* Items from an interface collection:
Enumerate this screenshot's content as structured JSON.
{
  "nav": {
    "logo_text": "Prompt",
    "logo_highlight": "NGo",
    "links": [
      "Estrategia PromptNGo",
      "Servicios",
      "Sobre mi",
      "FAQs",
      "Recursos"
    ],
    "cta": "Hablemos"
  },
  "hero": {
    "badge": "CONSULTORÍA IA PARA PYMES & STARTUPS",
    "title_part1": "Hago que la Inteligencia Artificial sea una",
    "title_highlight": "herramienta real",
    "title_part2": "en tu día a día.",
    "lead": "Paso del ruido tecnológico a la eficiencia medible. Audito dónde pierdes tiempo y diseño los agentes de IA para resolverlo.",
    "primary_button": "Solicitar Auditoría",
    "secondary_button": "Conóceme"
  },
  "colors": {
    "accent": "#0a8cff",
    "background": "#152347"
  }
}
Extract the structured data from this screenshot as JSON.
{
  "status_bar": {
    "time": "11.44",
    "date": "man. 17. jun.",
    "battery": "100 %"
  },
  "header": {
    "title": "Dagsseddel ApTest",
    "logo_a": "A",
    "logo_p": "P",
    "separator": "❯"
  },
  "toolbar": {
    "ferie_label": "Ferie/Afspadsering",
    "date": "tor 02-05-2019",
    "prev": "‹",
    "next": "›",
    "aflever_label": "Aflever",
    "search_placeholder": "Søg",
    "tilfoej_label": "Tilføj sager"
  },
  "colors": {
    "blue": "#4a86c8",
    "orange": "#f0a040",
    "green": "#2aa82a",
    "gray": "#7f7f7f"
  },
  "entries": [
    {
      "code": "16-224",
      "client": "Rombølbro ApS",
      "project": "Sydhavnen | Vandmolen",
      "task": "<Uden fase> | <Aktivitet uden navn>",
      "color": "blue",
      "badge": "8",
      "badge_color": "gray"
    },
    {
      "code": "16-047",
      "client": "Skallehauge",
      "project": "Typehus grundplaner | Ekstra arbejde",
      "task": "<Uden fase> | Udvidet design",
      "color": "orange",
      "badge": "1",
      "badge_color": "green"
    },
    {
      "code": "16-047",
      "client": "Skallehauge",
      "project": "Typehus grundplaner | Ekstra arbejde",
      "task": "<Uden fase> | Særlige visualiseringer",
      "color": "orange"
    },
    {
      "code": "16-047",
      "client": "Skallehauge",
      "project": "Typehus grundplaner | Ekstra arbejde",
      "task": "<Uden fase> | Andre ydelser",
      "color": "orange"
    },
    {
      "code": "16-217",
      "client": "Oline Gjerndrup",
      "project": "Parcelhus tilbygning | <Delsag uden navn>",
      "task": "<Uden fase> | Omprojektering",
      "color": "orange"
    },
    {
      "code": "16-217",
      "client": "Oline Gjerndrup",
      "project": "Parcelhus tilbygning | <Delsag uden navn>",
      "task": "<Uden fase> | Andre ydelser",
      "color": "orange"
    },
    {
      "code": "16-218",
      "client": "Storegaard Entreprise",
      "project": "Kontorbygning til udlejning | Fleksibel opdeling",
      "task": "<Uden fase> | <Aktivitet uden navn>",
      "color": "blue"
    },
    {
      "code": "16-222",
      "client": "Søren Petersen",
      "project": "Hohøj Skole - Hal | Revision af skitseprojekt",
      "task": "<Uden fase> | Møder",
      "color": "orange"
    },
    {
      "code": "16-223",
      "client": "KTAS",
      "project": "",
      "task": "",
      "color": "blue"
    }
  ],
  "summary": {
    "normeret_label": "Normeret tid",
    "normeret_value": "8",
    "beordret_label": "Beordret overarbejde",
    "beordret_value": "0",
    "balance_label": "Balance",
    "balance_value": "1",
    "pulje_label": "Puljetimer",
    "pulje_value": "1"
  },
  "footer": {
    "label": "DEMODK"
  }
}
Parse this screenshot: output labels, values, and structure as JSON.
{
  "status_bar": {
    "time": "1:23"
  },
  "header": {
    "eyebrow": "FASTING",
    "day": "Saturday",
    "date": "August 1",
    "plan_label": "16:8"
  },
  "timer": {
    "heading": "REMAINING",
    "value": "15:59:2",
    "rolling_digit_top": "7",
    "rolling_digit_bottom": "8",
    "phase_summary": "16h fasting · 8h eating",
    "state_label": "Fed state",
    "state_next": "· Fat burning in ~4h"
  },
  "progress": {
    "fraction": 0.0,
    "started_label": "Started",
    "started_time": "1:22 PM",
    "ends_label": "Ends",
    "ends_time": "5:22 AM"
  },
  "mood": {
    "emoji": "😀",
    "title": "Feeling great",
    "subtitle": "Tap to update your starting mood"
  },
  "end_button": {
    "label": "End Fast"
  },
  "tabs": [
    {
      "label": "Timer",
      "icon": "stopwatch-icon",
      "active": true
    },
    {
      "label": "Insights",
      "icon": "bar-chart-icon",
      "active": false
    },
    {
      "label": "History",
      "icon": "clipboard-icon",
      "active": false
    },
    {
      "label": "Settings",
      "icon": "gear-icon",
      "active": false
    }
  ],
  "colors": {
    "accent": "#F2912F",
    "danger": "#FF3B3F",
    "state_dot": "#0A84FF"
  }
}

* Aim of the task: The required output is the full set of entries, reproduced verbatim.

* Your solution:
Enumerate this screenshot's content as structured JSON.
{
  "nav": {
    "logo_text": "Prompt",
    "logo_highlight": "NGo",
    "links": [
      "Estrategia PromptNGo",
      "Servicios",
      "Sobre mi",
      "FAQs",
      "Recursos"
    ],
    "cta": "Hablemos"
  },
  "hero": {
    "badge": "CONSULTORÍA IA PARA PYMES & STARTUPS",
    "title_part1": "Hago que la Inteligencia Artificial sea una",
    "title_highlight": "herramienta real",
    "title_part2": "en tu día a día.",
    "lead": "Paso del ruido tecnológico a la eficiencia medible. Audito dónde pierdes tiempo y diseño los agentes de IA para resolverlo.",
    "primary_button": "Solicitar Auditoría",
    "secondary_button": "Conóceme"
  },
  "colors": {
    "accent": "#0a8cff",
    "background": "#152347"
  }
}
Extract the structured data from this screenshot as JSON.
{
  "status_bar": {
    "time": "11.44",
    "date": "man. 17. jun.",
    "battery": "100 %"
  },
  "header": {
    "title": "Dagsseddel ApTest",
    "logo_a": "A",
    "logo_p": "P",
    "separator": "❯"
  },
  "toolbar": {
    "ferie_label": "Ferie/Afspadsering",
    "date": "tor 02-05-2019",
    "prev": "‹",
    "next": "›",
    "aflever_label": "Aflever",
    "search_placeholder": "Søg",
    "tilfoej_label": "Tilføj sager"
  },
  "colors": {
    "blue": "#4a86c8",
    "orange": "#f0a040",
    "green": "#2aa82a",
    "gray": "#7f7f7f"
  },
  "entries": [
    {
      "code": "16-224",
      "client": "Rombølbro ApS",
      "project": "Sydhavnen | Vandmolen",
      "task": "<Uden fase> | <Aktivitet uden navn>",
      "color": "blue",
      "badge": "8",
      "badge_color": "gray"
    },
    {
      "code": "16-047",
      "client": "Skallehauge",
      "project": "Typehus grundplaner | Ekstra arbejde",
      "task": "<Uden fase> | Udvidet design",
      "color": "orange",
      "badge": "1",
      "badge_color": "green"
    },
    {
      "code": "16-047",
      "client": "Skallehauge",
      "project": "Typehus grundplaner | Ekstra arbejde",
      "task": "<Uden fase> | Særlige visualiseringer",
      "color": "orange"
    },
    {
      "code": "16-047",
      "client": "Skallehauge",
      "project": "Typehus grundplaner | Ekstra arbejde",
      "task": "<Uden fase> | Andre ydelser",
      "color": "orange"
    },
    {
      "code": "16-217",
      "client": "Oline Gjerndrup",
      "project": "Parcelhus tilbygning | <Delsag uden navn>",
      "task": "<Uden fase> | Omprojektering",
      "color": "orange"
    },
    {
      "code": "16-217",
      "client": "Oline Gjerndrup",
      "project": "Parcelhus tilbygning | <Delsag uden navn>",
      "task": "<Uden fase> | Andre ydelser",
      "color": "orange"
    },
    {
      "code": "16-218",
      "client": "Storegaard Entreprise",
      "project": "Kontorbygning til udlejning | Fleksibel opdeling",
      "task": "<Uden fase> | <Aktivitet uden navn>",
      "color": "blue"
    },
    {
      "code": "16-222",
      "client": "Søren Petersen",
      "project": "Hohøj Skole - Hal | Revision af skitseprojekt",
      "task": "<Uden fase> | Møder",
      "color": "orange"
    },
    {
      "code": "16-223",
      "client": "KTAS",
      "project": "",
      "task": "",
      "color": "blue"
    }
  ],
  "summary": {
    "normeret_label": "Normeret tid",
    "normeret_value": "8",
    "beordret_label": "Beordret overarbejde",
    "beordret_value": "0",
    "balance_label": "Balance",
    "balance_value": "1",
    "pulje_label": "Puljetimer",
    "pulje_value": "1"
  },
  "footer": {
    "label": "DEMODK"
  }
}
Parse this screenshot: output labels, values, and structure as JSON.
{
  "status_bar": {
    "time": "1:23"
  },
  "header": {
    "eyebrow": "FASTING",
    "day": "Saturday",
    "date": "August 1",
    "plan_label": "16:8"
  },
  "timer": {
    "heading": "REMAINING",
    "value": "15:59:2",
    "rolling_digit_top": "7",
    "rolling_digit_bottom": "8",
    "phase_summary": "16h fasting · 8h eating",
    "state_label": "Fed state",
    "state_next": "· Fat burning in ~4h"
  },
  "progress": {
    "fraction": 0.0,
    "started_label": "Started",
    "started_time": "1:22 PM",
    "ends_label": "Ends",
    "ends_time": "5:22 AM"
  },
  "mood": {
    "emoji": "😀",
    "title": "Feeling great",
    "subtitle": "Tap to update your starting mood"
  },
  "end_button": {
    "label": "End Fast"
  },
  "tabs": [
    {
      "label": "Timer",
      "icon": "stopwatch-icon",
      "active": true
    },
    {
      "label": "Insights",
      "icon": "bar-chart-icon",
      "active": false
    },
    {
      "label": "History",
      "icon": "clipboard-icon",
      "active": false
    },
    {
      "label": "Settings",
      "icon": "gear-icon",
      "active": false
    }
  ],
  "colors": {
    "accent": "#F2912F",
    "danger": "#FF3B3F",
    "state_dot": "#0A84FF"
  }
}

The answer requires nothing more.